Great news! #Norwayโ€™s government has pledged to ban #fur farming! Its 340 fur farms would be phased out by 2024 saving 1mill fox & mink a year. The ban pledge is expected to be supported by Norwayโ€™s political parties, so watch this space! Congrats to our friends @NOAHaktiv ๐ŸฆŠ1/2

— HSI United Kingdom (@HSIUKorg) January 15, 2018

"Norway is talking about today's message to the growing number of countries in Europe who discontinue fur farming.
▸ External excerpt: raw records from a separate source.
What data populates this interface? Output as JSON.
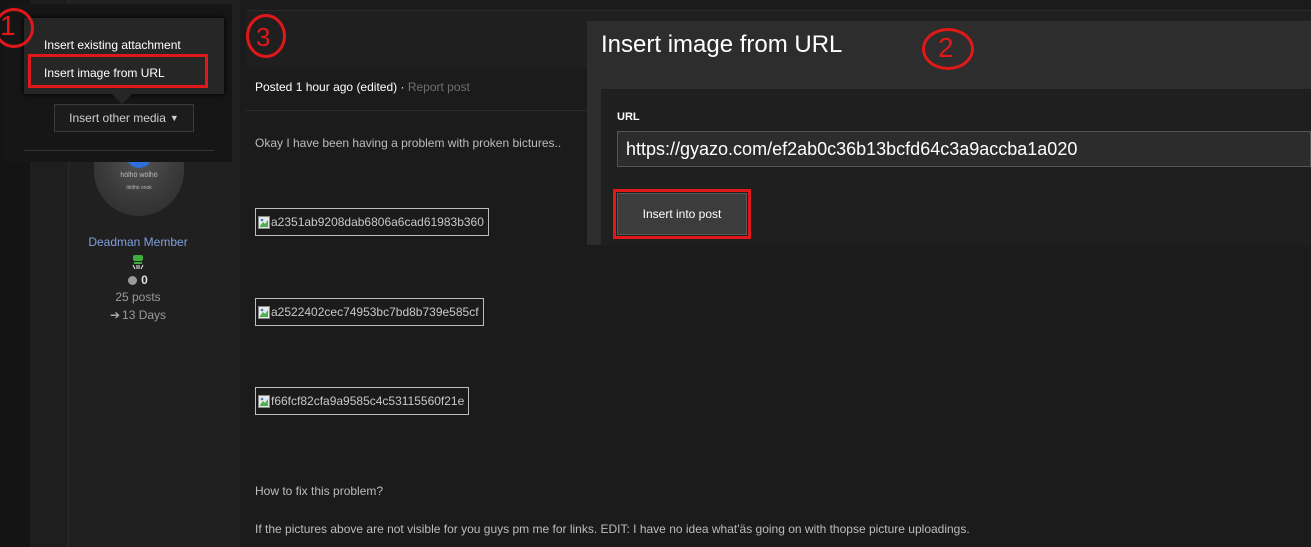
{
  "dropdown": {
    "items": [
      "Insert existing attachment",
      "Insert image from URL"
    ],
    "other_media_label": "Insert other media"
  },
  "annotations": [
    "1",
    "2",
    "3"
  ],
  "profile": {
    "avatar_text": "hölhö wölhö",
    "avatar_subtext": "ölölhö onok",
    "name": "Deadman Member",
    "reputation": "0",
    "posts": "25 posts",
    "days": "13 Days"
  },
  "post": {
    "posted_prefix": "Posted",
    "time": "1 hour ago",
    "edited": "(edited)",
    "separator": "·",
    "report_label": "Report post",
    "intro": "Okay I have been having a problem with proken bictures..",
    "images": [
      "a2351ab9208dab6806a6cad61983b360",
      "a2522402cec74953bc7bd8b739e585cf",
      "f66fcf82cfa9a9585c4c53115560f21e"
    ],
    "question": "How to fix this problem?",
    "footer": "If the pictures above are not visible for you guys pm me for links. EDIT: I have no idea what'äs going on with thopse picture uploadings."
  },
  "modal": {
    "title": "Insert image from URL",
    "url_label": "URL",
    "url_value": "https://gyazo.com/ef2ab0c36b13bcfd64c3a9accba1a020",
    "insert_label": "Insert into post"
  },
  "colors": {
    "annotation_red": "#e01818",
    "name_blue": "#7f9fe0",
    "avatar_blue": "#2d6fd6"
  }
}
By 2017, the Czech Republic and Germany have also decided to shut down fur farms," Björkbom said.

"Fur farming bans have been introduced in Austria, Bosnia & Herzegovina, Croatia, Czech Republic, Denmark, the Netherlands, Republic of Macedonia, Serbia, Slovenia and the United Kingdom, with bans being considered in Belgium and Luxembourg," according to the Humane Society International/EU. Fur farming is still legal in the U.S., however, with almost 300 mink farms in 23 states producing 3 million pelts every year, according to the U.S. Fur Commission.

Norway made headlines in the U.S. on Friday because of an immigration statement made by President Donald Trump.

"Why are we having all these people from shithole countries come here?" Trump told lawmakers in the Oval Office when they were discussing policy for immigrants from Haiti, El Salvador and African countries. He suggested the U.S. should bring in people from countries like Norway.

"Why do we need more Haitians?" Trump said. "Take them out."

Update: This article has been updated to include comment from the Humane Society International/EU.